Genre labels can mean different things to different people – like, these days “Horror” is largely regarded as something starring mostly young people or kids, and featuring a lot of requisite “jump-scares”! I liked “Horror” better when it primarily starred adults. …Even when *I* was a kid myself.

I can’t figure if the “youth movement” began with “The Texas Chainsaw Massacre”, or with SCOOBY-DOO (talk about “opposite poles”), but once it took hold it never let go.

Another example of “subjective labeling”, if I may jump genres, would be the Gary Cooper film “The General Died at Dawn” (1936 – and which I just saw for the first time two nights ago)!

--An aside… One of my primary goals in retirement is to see as many of the great movies and TV shows – and read as many of the great comics – that I’ve neither seen nor read up to now! I try to get at least one example of it (comics, film, or classic TV) in every day! Imagine… some people actually want to TRAVEL! Ha!

Anyway, the back of the Blu-ray case describes “The General Died at Dawn” as “…an action-packed Film Noir”.

Now, I *LOVE* the Film Noir genre… and admittedly this film had “dark secrets”, an “ambiguously-intentioned female lead”, and was filmed in black and white – but I’d call this more of an “Adventure” film, given the aforementioned “packed-action” and its basis in geo-politics rather than more run-of-the-mill crime and murders. So, one person’s “Film Noir” is another person’s “Action-Adventure”, I guess.

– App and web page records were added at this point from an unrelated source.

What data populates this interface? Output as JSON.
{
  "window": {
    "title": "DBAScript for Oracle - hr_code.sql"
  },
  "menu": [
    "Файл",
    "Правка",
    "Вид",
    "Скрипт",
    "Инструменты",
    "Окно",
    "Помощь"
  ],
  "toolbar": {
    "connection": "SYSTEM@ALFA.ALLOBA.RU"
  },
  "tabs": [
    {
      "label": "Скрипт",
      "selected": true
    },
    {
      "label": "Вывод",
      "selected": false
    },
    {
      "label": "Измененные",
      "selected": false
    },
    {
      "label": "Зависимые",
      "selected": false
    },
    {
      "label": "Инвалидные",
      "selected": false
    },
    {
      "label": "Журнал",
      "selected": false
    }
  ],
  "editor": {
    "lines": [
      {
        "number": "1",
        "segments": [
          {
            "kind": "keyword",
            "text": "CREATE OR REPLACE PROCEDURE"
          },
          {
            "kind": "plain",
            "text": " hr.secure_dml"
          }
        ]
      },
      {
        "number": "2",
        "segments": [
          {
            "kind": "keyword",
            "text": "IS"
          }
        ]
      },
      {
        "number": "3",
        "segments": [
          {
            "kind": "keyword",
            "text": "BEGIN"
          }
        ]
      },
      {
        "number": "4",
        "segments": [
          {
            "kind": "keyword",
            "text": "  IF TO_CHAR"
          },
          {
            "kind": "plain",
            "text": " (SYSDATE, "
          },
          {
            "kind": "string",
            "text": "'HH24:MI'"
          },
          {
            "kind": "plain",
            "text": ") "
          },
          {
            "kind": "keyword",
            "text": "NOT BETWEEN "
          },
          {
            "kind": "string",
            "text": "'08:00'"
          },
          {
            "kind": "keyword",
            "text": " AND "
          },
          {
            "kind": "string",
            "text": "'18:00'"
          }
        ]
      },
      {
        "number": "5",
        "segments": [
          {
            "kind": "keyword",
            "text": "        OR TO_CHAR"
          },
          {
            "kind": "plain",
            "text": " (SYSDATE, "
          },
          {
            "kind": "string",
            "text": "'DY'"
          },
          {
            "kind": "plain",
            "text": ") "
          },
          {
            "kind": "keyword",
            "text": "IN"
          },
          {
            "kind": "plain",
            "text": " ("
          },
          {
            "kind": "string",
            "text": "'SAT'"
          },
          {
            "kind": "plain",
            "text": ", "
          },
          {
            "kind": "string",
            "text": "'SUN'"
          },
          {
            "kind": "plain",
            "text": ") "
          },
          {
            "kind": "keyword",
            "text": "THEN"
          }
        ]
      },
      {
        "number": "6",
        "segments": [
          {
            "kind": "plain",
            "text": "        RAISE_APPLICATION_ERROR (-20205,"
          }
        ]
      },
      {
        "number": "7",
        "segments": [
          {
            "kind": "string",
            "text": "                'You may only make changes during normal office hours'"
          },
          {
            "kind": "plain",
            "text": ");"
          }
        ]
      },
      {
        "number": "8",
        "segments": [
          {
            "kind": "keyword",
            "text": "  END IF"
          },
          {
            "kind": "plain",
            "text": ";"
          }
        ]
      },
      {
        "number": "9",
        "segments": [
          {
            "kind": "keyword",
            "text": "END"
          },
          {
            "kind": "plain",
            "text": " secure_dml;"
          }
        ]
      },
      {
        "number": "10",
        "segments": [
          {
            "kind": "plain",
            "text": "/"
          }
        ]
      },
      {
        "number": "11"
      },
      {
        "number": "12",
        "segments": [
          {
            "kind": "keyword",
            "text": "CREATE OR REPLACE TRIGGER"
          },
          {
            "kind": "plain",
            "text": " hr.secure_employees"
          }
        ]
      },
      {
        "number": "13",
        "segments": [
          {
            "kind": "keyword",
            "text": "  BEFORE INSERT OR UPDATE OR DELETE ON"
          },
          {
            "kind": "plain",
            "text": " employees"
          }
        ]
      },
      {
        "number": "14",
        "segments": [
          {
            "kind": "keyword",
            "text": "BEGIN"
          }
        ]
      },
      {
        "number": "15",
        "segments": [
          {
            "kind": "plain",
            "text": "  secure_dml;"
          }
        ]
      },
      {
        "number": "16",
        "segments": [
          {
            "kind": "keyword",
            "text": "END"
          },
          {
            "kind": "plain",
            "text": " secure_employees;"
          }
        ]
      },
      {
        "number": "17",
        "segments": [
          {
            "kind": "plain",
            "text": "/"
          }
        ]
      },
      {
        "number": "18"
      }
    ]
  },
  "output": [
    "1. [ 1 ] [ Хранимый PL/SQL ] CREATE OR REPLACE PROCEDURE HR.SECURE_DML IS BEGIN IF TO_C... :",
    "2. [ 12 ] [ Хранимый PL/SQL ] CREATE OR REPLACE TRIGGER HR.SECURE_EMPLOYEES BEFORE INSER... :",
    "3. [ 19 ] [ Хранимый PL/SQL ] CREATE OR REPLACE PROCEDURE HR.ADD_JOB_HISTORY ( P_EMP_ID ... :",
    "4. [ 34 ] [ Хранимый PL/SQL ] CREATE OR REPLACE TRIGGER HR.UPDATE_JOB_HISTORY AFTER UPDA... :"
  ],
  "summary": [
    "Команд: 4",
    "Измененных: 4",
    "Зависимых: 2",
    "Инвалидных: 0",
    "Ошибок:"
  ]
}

But, far more than any genre labeling, I first saw “The Last Man on Earth” at some point over the last decade – and was struck with how much of it (presumably) influenced the later “Night of the Living Dead” - again my favorite (Possibly Subjective Labeling Alert) “Horror” film of all time… you know, back when horror films still starred adults – and that, being a near-lifelong “Night of the Living Dead devotee”, didn’t know this until relatively recently!